What the task requires — Find every line of the records that has "Bimestre" and return it.

§ §

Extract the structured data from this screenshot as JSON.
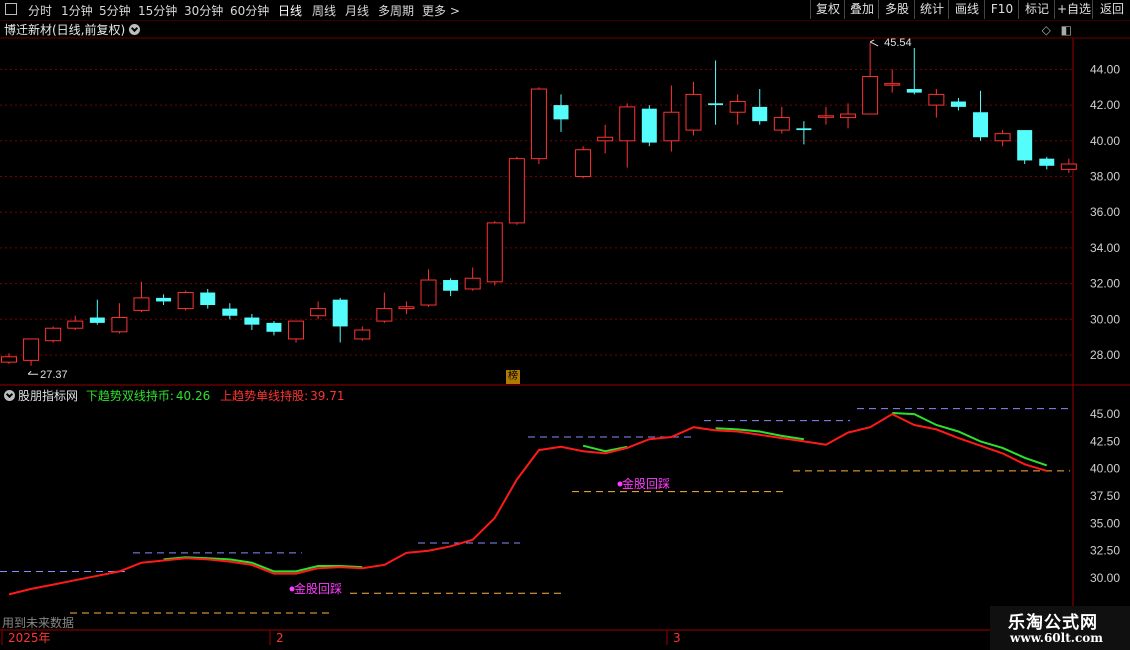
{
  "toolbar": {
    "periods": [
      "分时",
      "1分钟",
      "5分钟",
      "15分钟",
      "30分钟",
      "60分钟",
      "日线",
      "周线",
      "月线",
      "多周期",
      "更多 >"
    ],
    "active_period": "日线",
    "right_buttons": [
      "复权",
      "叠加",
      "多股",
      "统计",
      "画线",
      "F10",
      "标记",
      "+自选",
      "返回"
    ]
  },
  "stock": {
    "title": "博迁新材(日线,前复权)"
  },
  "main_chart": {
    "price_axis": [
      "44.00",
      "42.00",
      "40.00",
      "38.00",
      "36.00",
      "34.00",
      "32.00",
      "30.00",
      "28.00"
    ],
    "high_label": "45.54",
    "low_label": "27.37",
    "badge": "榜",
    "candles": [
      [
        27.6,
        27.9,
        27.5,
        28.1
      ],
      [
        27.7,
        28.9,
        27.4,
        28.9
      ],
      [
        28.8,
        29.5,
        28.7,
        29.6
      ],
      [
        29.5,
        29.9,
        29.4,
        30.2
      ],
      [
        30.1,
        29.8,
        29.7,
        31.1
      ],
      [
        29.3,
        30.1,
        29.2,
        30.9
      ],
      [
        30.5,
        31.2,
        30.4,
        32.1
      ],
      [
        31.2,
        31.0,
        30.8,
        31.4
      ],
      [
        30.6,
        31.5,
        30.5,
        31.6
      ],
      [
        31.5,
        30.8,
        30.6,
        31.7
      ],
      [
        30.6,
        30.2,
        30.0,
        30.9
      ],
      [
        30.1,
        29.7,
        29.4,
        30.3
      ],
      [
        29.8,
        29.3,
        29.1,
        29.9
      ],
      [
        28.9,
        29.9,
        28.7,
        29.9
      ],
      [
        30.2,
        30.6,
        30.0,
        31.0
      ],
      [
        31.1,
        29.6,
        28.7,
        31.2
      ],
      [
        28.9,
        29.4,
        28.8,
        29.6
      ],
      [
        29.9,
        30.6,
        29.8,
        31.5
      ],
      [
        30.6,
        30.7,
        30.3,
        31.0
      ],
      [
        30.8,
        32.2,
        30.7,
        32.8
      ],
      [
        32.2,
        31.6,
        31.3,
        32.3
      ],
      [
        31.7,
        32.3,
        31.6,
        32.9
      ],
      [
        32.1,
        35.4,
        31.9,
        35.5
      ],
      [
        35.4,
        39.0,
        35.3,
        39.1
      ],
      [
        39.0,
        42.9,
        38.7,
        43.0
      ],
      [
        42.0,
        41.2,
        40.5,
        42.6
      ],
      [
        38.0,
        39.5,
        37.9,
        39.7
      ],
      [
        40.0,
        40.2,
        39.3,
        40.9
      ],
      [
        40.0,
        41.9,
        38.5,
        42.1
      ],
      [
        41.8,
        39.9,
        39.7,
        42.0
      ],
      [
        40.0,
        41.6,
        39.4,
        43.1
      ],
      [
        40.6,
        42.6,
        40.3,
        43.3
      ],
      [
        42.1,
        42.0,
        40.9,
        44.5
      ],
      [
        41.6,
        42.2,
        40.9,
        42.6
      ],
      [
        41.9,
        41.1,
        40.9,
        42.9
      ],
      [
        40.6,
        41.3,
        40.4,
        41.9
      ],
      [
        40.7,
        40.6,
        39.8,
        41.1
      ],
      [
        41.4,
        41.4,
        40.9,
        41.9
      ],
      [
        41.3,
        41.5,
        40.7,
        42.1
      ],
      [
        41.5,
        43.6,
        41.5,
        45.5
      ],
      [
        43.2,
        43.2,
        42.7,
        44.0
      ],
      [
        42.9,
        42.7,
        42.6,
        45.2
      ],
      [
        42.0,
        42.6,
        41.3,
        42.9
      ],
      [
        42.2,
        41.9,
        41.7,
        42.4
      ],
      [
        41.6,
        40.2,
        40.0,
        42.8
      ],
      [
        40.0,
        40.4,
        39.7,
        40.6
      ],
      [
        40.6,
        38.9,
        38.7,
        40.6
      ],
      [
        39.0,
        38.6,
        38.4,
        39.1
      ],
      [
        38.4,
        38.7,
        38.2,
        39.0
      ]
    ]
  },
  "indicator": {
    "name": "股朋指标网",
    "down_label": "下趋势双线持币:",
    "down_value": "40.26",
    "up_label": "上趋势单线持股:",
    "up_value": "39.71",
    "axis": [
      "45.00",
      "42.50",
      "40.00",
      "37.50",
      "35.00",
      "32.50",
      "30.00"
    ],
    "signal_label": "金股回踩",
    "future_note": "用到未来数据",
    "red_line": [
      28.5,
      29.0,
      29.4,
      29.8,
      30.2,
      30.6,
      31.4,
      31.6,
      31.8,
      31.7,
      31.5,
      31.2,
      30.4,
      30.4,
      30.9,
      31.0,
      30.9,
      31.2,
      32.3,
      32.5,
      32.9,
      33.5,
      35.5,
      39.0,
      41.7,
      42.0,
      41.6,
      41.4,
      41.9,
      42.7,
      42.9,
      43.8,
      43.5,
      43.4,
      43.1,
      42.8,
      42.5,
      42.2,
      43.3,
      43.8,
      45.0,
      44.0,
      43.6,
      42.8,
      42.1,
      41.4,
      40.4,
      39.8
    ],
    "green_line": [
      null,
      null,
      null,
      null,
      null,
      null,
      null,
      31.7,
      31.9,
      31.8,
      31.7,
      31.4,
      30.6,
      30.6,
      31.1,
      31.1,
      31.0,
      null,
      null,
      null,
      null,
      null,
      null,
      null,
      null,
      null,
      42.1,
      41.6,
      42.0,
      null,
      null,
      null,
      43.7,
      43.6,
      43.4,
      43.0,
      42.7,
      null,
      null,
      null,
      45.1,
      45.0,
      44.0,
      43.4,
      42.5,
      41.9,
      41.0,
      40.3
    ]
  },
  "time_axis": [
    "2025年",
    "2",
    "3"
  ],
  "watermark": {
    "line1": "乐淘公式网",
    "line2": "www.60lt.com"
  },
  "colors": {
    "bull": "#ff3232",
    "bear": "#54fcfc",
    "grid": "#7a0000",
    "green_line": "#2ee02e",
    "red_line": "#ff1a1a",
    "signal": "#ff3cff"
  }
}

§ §

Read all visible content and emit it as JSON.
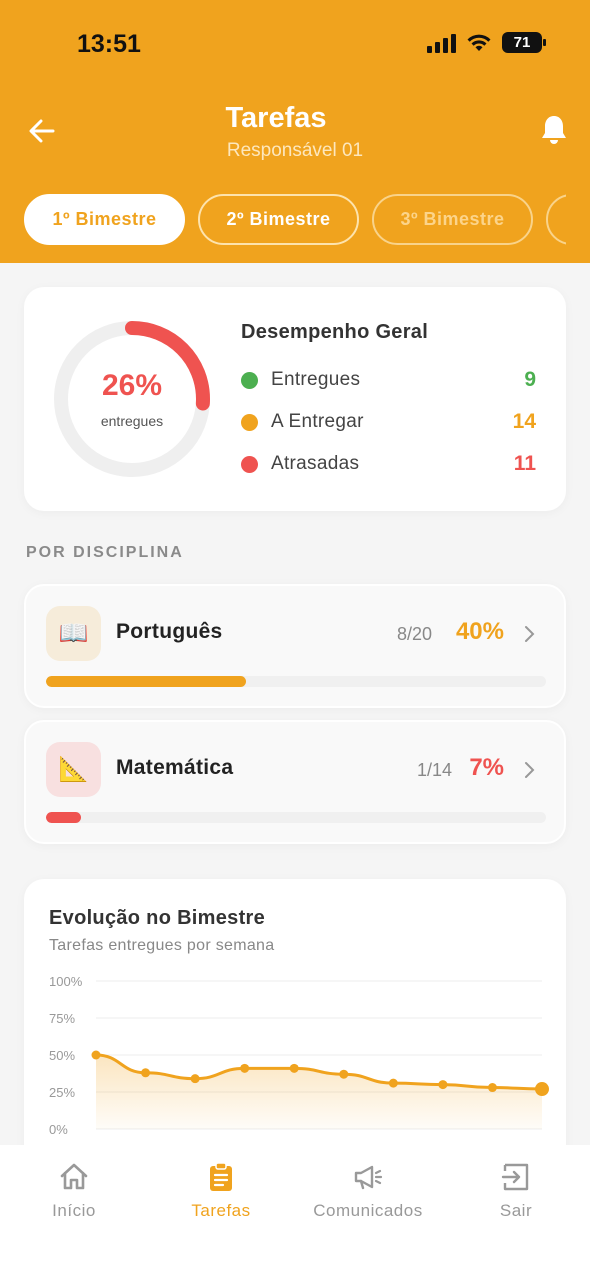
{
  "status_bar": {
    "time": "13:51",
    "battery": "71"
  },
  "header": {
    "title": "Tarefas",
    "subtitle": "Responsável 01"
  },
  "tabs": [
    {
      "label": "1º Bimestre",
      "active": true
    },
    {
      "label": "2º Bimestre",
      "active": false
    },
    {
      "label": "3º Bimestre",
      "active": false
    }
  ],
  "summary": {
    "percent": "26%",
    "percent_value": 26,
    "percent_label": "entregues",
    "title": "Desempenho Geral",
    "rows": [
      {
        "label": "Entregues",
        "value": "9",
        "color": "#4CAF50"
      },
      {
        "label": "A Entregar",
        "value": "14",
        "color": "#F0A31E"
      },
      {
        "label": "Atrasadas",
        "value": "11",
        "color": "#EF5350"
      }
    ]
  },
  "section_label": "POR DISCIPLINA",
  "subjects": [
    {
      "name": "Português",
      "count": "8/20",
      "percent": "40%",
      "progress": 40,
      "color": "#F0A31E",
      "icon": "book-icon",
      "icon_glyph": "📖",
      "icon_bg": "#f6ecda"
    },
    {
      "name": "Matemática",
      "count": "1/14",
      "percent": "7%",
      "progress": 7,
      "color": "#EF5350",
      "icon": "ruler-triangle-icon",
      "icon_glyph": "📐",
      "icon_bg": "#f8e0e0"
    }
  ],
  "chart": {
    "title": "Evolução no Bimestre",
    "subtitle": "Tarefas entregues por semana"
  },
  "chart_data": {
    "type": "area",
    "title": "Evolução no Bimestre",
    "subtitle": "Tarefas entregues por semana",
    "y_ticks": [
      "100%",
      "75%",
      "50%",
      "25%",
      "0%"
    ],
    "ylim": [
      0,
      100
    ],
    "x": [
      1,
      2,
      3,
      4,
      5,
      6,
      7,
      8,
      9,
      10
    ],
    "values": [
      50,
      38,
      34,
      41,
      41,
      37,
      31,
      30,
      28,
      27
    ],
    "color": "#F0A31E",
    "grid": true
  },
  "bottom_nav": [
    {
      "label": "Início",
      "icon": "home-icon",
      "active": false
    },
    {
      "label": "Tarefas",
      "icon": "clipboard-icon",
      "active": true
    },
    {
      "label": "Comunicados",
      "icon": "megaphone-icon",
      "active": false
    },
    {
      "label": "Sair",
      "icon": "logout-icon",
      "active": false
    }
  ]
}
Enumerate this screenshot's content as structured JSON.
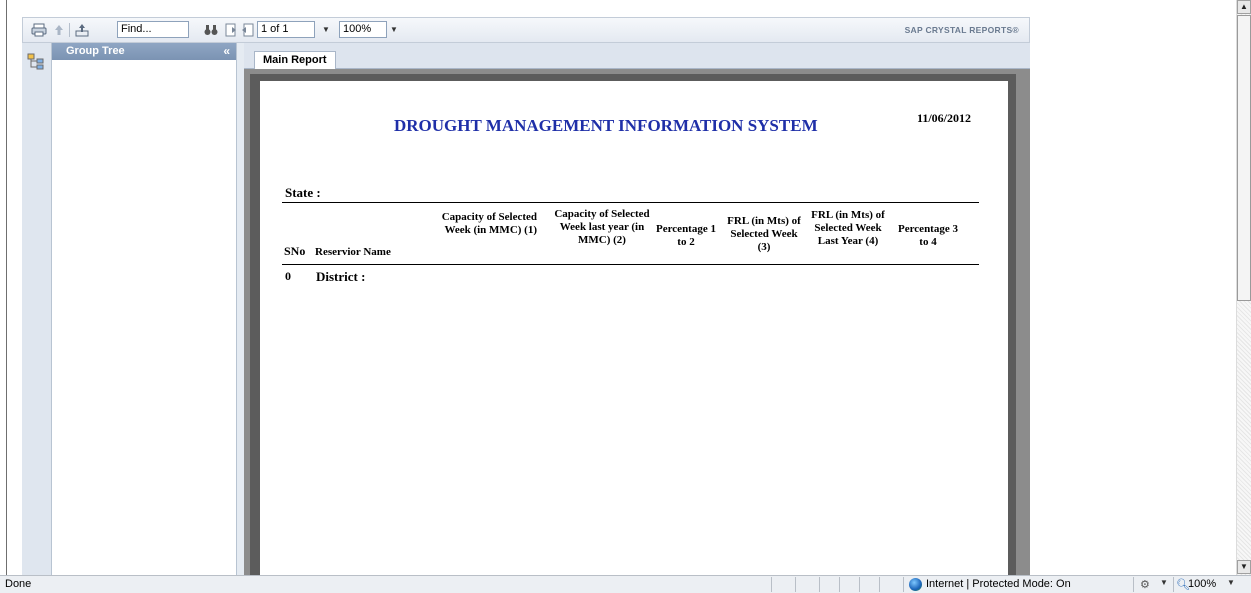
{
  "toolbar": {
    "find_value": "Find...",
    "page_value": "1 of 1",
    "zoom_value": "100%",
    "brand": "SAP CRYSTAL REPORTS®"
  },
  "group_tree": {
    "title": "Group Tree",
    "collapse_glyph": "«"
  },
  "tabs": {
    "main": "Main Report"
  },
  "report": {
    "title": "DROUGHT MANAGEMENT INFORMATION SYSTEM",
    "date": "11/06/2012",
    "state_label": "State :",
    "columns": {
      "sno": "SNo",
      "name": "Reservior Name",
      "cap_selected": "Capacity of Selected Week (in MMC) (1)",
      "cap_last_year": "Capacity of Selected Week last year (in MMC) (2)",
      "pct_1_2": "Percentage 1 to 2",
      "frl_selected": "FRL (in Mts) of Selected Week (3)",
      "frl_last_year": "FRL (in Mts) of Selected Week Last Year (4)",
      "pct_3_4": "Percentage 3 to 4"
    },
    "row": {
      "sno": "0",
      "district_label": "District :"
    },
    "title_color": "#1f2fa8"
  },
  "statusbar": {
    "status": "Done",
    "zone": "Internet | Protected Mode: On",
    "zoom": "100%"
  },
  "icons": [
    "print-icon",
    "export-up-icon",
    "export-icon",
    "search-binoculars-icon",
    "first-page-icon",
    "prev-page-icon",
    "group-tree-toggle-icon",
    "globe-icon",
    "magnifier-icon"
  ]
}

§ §

Exercise result —
      "label": "1º Bimestre",
      "label": "2º Bimestre",
      "label": "3º Bimestre",
    "title": "Evolução no Bimestre",
    "title": "Evolução no Bimestre",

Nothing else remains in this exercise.